▸ **Supplied records**
----
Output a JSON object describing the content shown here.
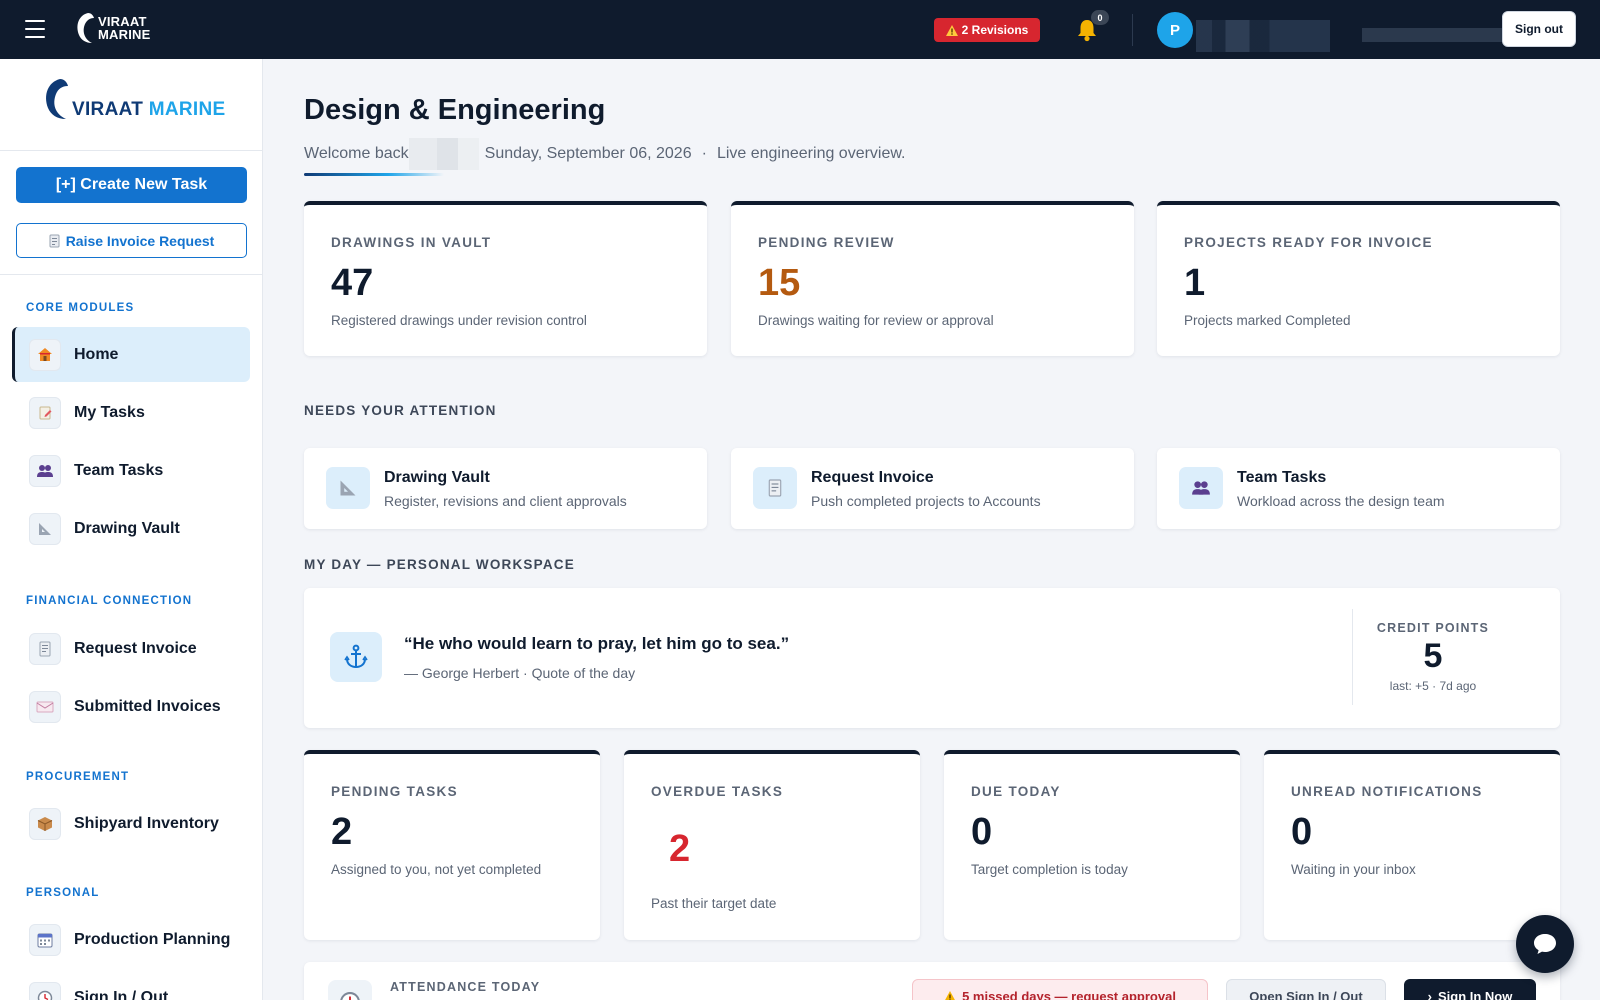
{
  "topbar": {
    "logo_line1": "VIRAAT",
    "logo_line2": "MARINE",
    "revisions_label": "2 Revisions",
    "notifications_count": "0",
    "avatar_initial": "P",
    "signout_label": "Sign out"
  },
  "sidebar": {
    "logo_part1": "VIRAAT",
    "logo_part2": "MARINE",
    "create_task_label": "[+] Create New Task",
    "raise_invoice_label": "Raise Invoice Request",
    "sections": [
      {
        "label": "CORE MODULES"
      },
      {
        "label": "FINANCIAL CONNECTION"
      },
      {
        "label": "PROCUREMENT"
      },
      {
        "label": "PERSONAL"
      }
    ],
    "items": [
      {
        "label": "Home",
        "icon": "house-icon",
        "active": true
      },
      {
        "label": "My Tasks",
        "icon": "notepad-icon"
      },
      {
        "label": "Team Tasks",
        "icon": "people-icon"
      },
      {
        "label": "Drawing Vault",
        "icon": "triangle-ruler-icon"
      },
      {
        "label": "Request Invoice",
        "icon": "receipt-icon"
      },
      {
        "label": "Submitted Invoices",
        "icon": "envelope-icon"
      },
      {
        "label": "Shipyard Inventory",
        "icon": "package-icon"
      },
      {
        "label": "Production Planning",
        "icon": "calendar-icon"
      },
      {
        "label": "Sign In / Out",
        "icon": "clock-icon"
      }
    ]
  },
  "header": {
    "title": "Design & Engineering",
    "welcome": "Welcome back",
    "date": "Sunday, September 06, 2026",
    "separator": "·",
    "tagline": "Live engineering overview."
  },
  "stats_top": [
    {
      "label": "DRAWINGS IN VAULT",
      "value": "47",
      "sub": "Registered drawings under revision control",
      "color": "#0f1b2d"
    },
    {
      "label": "PENDING REVIEW",
      "value": "15",
      "sub": "Drawings waiting for review or approval",
      "color": "#b45a10"
    },
    {
      "label": "PROJECTS READY FOR INVOICE",
      "value": "1",
      "sub": "Projects marked Completed",
      "color": "#0f1b2d"
    }
  ],
  "attention": {
    "heading": "NEEDS YOUR ATTENTION",
    "items": [
      {
        "title": "Drawing Vault",
        "sub": "Register, revisions and client approvals",
        "icon": "triangle-ruler-icon"
      },
      {
        "title": "Request Invoice",
        "sub": "Push completed projects to Accounts",
        "icon": "receipt-icon"
      },
      {
        "title": "Team Tasks",
        "sub": "Workload across the design team",
        "icon": "people-icon"
      }
    ]
  },
  "my_day": {
    "heading": "MY DAY — PERSONAL WORKSPACE",
    "quote": "“He who would learn to pray, let him go to sea.”",
    "author": "— George Herbert · Quote of the day",
    "credit_label": "CREDIT POINTS",
    "credit_value": "5",
    "credit_sub": "last: +5 · 7d ago"
  },
  "stats_bottom": [
    {
      "label": "PENDING TASKS",
      "value": "2",
      "sub": "Assigned to you, not yet completed",
      "color": "#0f1b2d"
    },
    {
      "label": "OVERDUE TASKS",
      "value": "2",
      "sub": "Past their target date",
      "color": "#d7262f"
    },
    {
      "label": "DUE TODAY",
      "value": "0",
      "sub": "Target completion is today",
      "color": "#0f1b2d"
    },
    {
      "label": "UNREAD NOTIFICATIONS",
      "value": "0",
      "sub": "Waiting in your inbox",
      "color": "#0f1b2d"
    }
  ],
  "attendance": {
    "label": "ATTENDANCE TODAY",
    "missed_label": "5 missed days — request approval",
    "open_label": "Open Sign In / Out",
    "sign_now_label": "Sign In Now"
  },
  "colors": {
    "navy": "#0f1b2d",
    "brand_blue": "#1373cf",
    "accent_cyan": "#1ea4e9",
    "alert_red": "#d7262f",
    "amber": "#b45a10"
  }
}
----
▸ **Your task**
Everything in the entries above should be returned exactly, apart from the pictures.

▸ **Solved exercise**
Output a JSON object describing the content shown here.
{
  "topbar": {
    "logo_line1": "VIRAAT",
    "logo_line2": "MARINE",
    "revisions_label": "2 Revisions",
    "notifications_count": "0",
    "avatar_initial": "P",
    "signout_label": "Sign out"
  },
  "sidebar": {
    "logo_part1": "VIRAAT",
    "logo_part2": "MARINE",
    "create_task_label": "[+] Create New Task",
    "raise_invoice_label": "Raise Invoice Request",
    "sections": [
      {
        "label": "CORE MODULES"
      },
      {
        "label": "FINANCIAL CONNECTION"
      },
      {
        "label": "PROCUREMENT"
      },
      {
        "label": "PERSONAL"
      }
    ],
    "items": [
      {
        "label": "Home",
        "icon": "house-icon",
        "active": true
      },
      {
        "label": "My Tasks",
        "icon": "notepad-icon"
      },
      {
        "label": "Team Tasks",
        "icon": "people-icon"
      },
      {
        "label": "Drawing Vault",
        "icon": "triangle-ruler-icon"
      },
      {
        "label": "Request Invoice",
        "icon": "receipt-icon"
      },
      {
        "label": "Submitted Invoices",
        "icon": "envelope-icon"
      },
      {
        "label": "Shipyard Inventory",
        "icon": "package-icon"
      },
      {
        "label": "Production Planning",
        "icon": "calendar-icon"
      },
      {
        "label": "Sign In / Out",
        "icon": "clock-icon"
      }
    ]
  },
  "header": {
    "title": "Design & Engineering",
    "welcome": "Welcome back",
    "date": "Sunday, September 06, 2026",
    "separator": "·",
    "tagline": "Live engineering overview."
  },
  "stats_top": [
    {
      "label": "DRAWINGS IN VAULT",
      "value": "47",
      "sub": "Registered drawings under revision control",
      "color": "#0f1b2d"
    },
    {
      "label": "PENDING REVIEW",
      "value": "15",
      "sub": "Drawings waiting for review or approval",
      "color": "#b45a10"
    },
    {
      "label": "PROJECTS READY FOR INVOICE",
      "value": "1",
      "sub": "Projects marked Completed",
      "color": "#0f1b2d"
    }
  ],
  "attention": {
    "heading": "NEEDS YOUR ATTENTION",
    "items": [
      {
        "title": "Drawing Vault",
        "sub": "Register, revisions and client approvals",
        "icon": "triangle-ruler-icon"
      },
      {
        "title": "Request Invoice",
        "sub": "Push completed projects to Accounts",
        "icon": "receipt-icon"
      },
      {
        "title": "Team Tasks",
        "sub": "Workload across the design team",
        "icon": "people-icon"
      }
    ]
  },
  "my_day": {
    "heading": "MY DAY — PERSONAL WORKSPACE",
    "quote": "“He who would learn to pray, let him go to sea.”",
    "author": "— George Herbert · Quote of the day",
    "credit_label": "CREDIT POINTS",
    "credit_value": "5",
    "credit_sub": "last: +5 · 7d ago"
  },
  "stats_bottom": [
    {
      "label": "PENDING TASKS",
      "value": "2",
      "sub": "Assigned to you, not yet completed",
      "color": "#0f1b2d"
    },
    {
      "label": "OVERDUE TASKS",
      "value": "2",
      "sub": "Past their target date",
      "color": "#d7262f"
    },
    {
      "label": "DUE TODAY",
      "value": "0",
      "sub": "Target completion is today",
      "color": "#0f1b2d"
    },
    {
      "label": "UNREAD NOTIFICATIONS",
      "value": "0",
      "sub": "Waiting in your inbox",
      "color": "#0f1b2d"
    }
  ],
  "attendance": {
    "label": "ATTENDANCE TODAY",
    "missed_label": "5 missed days — request approval",
    "open_label": "Open Sign In / Out",
    "sign_now_label": "Sign In Now"
  },
  "colors": {
    "navy": "#0f1b2d",
    "brand_blue": "#1373cf",
    "accent_cyan": "#1ea4e9",
    "alert_red": "#d7262f",
    "amber": "#b45a10"
  }
}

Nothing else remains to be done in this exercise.